New Jersey’s highest-ranking Catholic leader refused to take questions on a bill backed by Gov. Phil Murphy and some top Senate Democrats that would install protections for abortion procedures in a bid to preempt the possibility of the U.S. Supreme Court overturning Roe v. Wade.
Speaking at an unrelated indoor event in Newark where masks were worn but social distancing guidelines were, at best, laxly observed, Cardinal Joseph W. Tobin declined to take questions on whether he would say to Murphy, who is Catholic, and Catholic legislators who support the measure.
Speakers, including the cardinal, removed their masks when they went to the podium.
He also declined to take questions on whether he would lobby legislators, particularly Democrats, against the bill.

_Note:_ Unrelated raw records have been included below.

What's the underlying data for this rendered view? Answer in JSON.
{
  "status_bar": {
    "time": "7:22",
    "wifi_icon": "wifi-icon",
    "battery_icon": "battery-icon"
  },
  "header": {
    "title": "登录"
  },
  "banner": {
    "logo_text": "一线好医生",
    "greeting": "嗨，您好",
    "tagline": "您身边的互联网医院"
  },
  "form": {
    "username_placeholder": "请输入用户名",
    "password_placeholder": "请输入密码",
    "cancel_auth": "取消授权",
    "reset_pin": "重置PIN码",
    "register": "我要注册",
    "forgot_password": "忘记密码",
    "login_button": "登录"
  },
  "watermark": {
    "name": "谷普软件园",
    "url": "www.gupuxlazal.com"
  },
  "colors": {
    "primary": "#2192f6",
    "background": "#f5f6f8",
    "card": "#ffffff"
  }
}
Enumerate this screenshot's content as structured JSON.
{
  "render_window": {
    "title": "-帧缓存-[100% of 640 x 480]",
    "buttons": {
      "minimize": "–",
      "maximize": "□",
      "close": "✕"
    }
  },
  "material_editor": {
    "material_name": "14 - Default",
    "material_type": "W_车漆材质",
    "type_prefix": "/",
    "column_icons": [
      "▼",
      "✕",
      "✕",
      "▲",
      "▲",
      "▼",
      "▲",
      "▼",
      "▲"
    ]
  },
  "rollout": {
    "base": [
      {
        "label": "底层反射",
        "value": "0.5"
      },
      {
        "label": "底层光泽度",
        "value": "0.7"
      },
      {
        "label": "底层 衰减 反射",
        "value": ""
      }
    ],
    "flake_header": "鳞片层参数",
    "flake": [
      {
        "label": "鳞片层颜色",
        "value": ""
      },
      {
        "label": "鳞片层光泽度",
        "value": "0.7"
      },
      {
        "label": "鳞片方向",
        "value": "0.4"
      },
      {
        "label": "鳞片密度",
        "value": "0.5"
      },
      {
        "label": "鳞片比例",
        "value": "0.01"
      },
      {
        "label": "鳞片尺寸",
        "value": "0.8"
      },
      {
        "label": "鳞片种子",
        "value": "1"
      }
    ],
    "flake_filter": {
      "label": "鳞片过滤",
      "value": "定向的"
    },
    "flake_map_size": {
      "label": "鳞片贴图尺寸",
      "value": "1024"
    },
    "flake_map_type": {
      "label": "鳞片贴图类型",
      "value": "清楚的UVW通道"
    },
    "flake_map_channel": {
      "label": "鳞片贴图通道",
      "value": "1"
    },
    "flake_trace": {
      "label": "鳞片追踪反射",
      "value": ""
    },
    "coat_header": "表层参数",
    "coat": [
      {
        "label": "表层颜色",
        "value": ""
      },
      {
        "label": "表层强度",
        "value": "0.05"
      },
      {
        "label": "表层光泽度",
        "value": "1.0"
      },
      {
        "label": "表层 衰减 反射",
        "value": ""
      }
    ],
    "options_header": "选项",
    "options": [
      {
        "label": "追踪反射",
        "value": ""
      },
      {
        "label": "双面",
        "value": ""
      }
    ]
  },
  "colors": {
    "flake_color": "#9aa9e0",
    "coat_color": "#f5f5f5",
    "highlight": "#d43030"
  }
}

The measure, announced last week, would bar out-of-pocket expenses for birth control and abortions, provide legal protections for such procedures and remove existing barriers to obtaining them.
The cardinal spent several minutes speaking with a Telemundo television crew following the event and spent several more minutes posing for photos within inches of attendees. Both the cardinal and the attendees were masked during this time.
Tobin cited a pressing scheduled event as the reason for his refusal to address the New Jersey Globe’s questions, which he was informed would take roughly one minute of his time.
Maria Margiotta, communications director for the Archdiocese of Newark, sought to screen the New Jersey Globe’s questions and, after doing so, spoke to a member of the cardinal’s security detail, which, after the conversation, sought to block the Globe’s reporter from reaching Tobin.
The cardinal and six New Jersey bishops issued a statement in opposition to the bill earlier this week.
“As the Catholic Bishops of New Jersey, we urge all Catholics and people of good will to reject this proposed legislative initiative in our state and to contact your State legislators to vigorously express opposition to its passage,” they said.”
Former Gov. James E. McGreevey, who organized the press event, declined to say if he was still pro-choice.
While serving as governor, some Catholic bishops in New Jersey refused to allow McGreevey to receive holy communion during mass because of his pro-choice positions.